Shop for a Cause: Raven + Lily Empowers Female Artisans Through Design
Six years ago, Kirsten Dickerson took a humanitarian trip to India with a group of friends and met with a non-profit that trained women in design. Young girls rescued from brothels had learned how to make jewelry, women from the slums had been taught embroidery and block printing, and residents of the remote Himalayan Mountains had become proficient sewers. But much to her chagrin, none of the women had received any instruction for how to develop a sustainable income using their newly acquired skills.
Hell-bent on making a change, Dickerson, who has worked in the non-profit sector and as a wardrobe stylist, founded Raven + Lily, a socially-conscious lifestyle brand that forges partnerships with similar non-profits and training programs around the world to open up a market for the artisan's handmade designs. "I wanted to help create a market for those collections in the West and beyond," Dickerson told InStyle.com.
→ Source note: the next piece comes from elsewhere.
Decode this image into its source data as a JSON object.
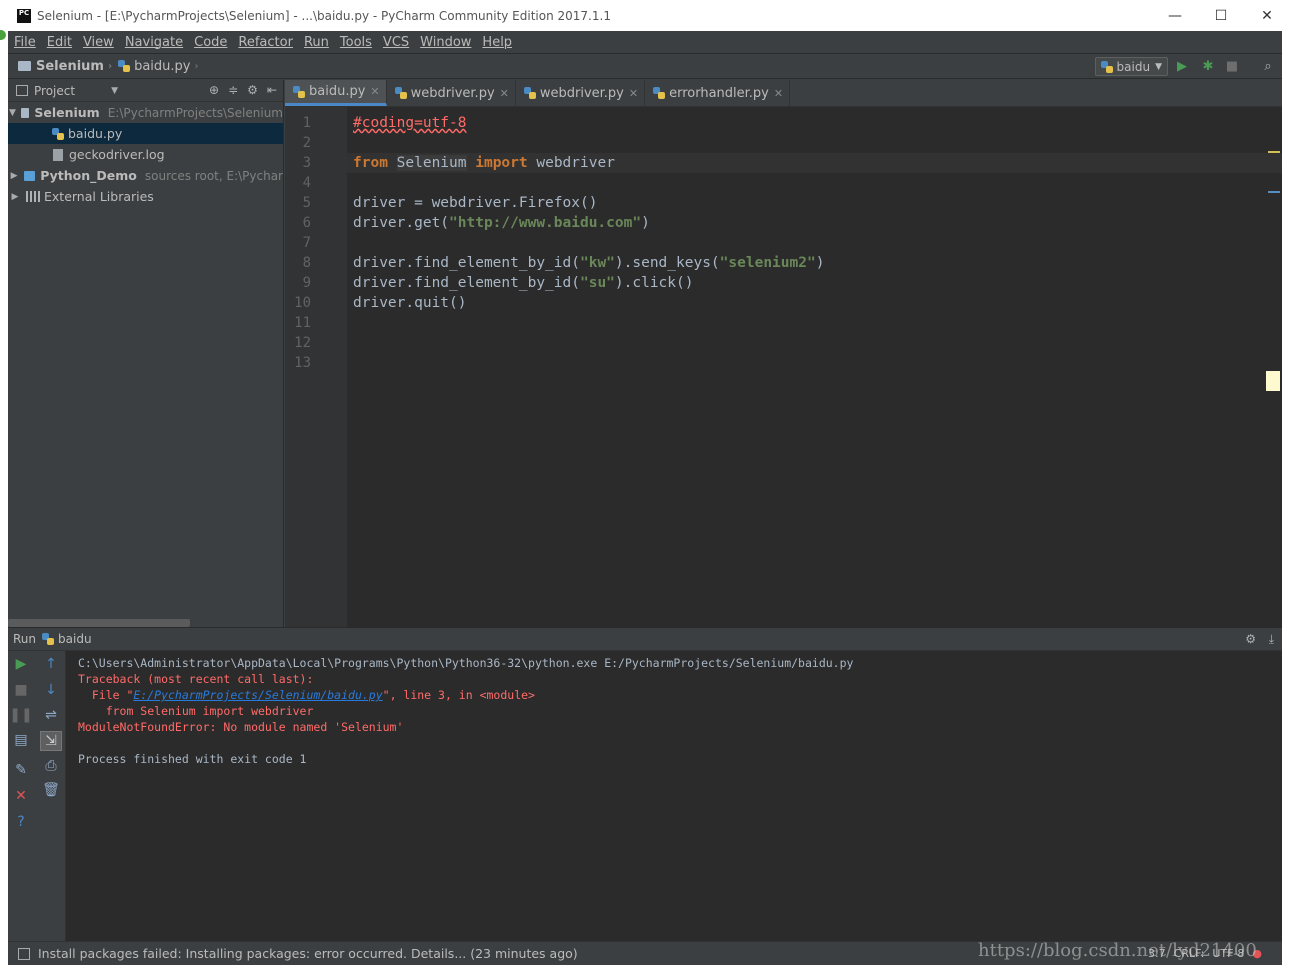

The Austin-based company, which became a fully-fledged business in summer 2011, boasts an eco-friendly ready-to-wear line made with repurposed jersey material and hand-screened prints and cool, edgy jewelry created from melted down bullet casings. Prices range from $14 for a string charm bracelet to $188 for a handmade, locally sourced leather tote.
To create the pieces, Dickerson employs over 800 women in India, Ethiopia, Kenya, Cambodia, and the U.S.—150 of whom are HIV-positive—providing them a sustainable source of income, healthcare, and, as importantly, a creative outlet.
“We’re striving to have long-term, invested relationships with our artisans so we can really witness the transformation that will happen within their families and communities,” she said. “When women are empowered, they work hard to use their money wisely.” What's more, any additional money garnered from Raven + Lily sales goes toward providing education supplies to the communities they work with. This week, Dickerson is sending funds for desks to a school in Kenya to help the children of their Maasai artisans, who create intricate hand-beaded jewelry dedicated to expunging female genital mutilation from their community.
“The added story behind each piece of jewelry makes you remember what is truly important in life,” says Dickerson. “The beauty and strength of these women is giving us the courage to not give up no matter what.”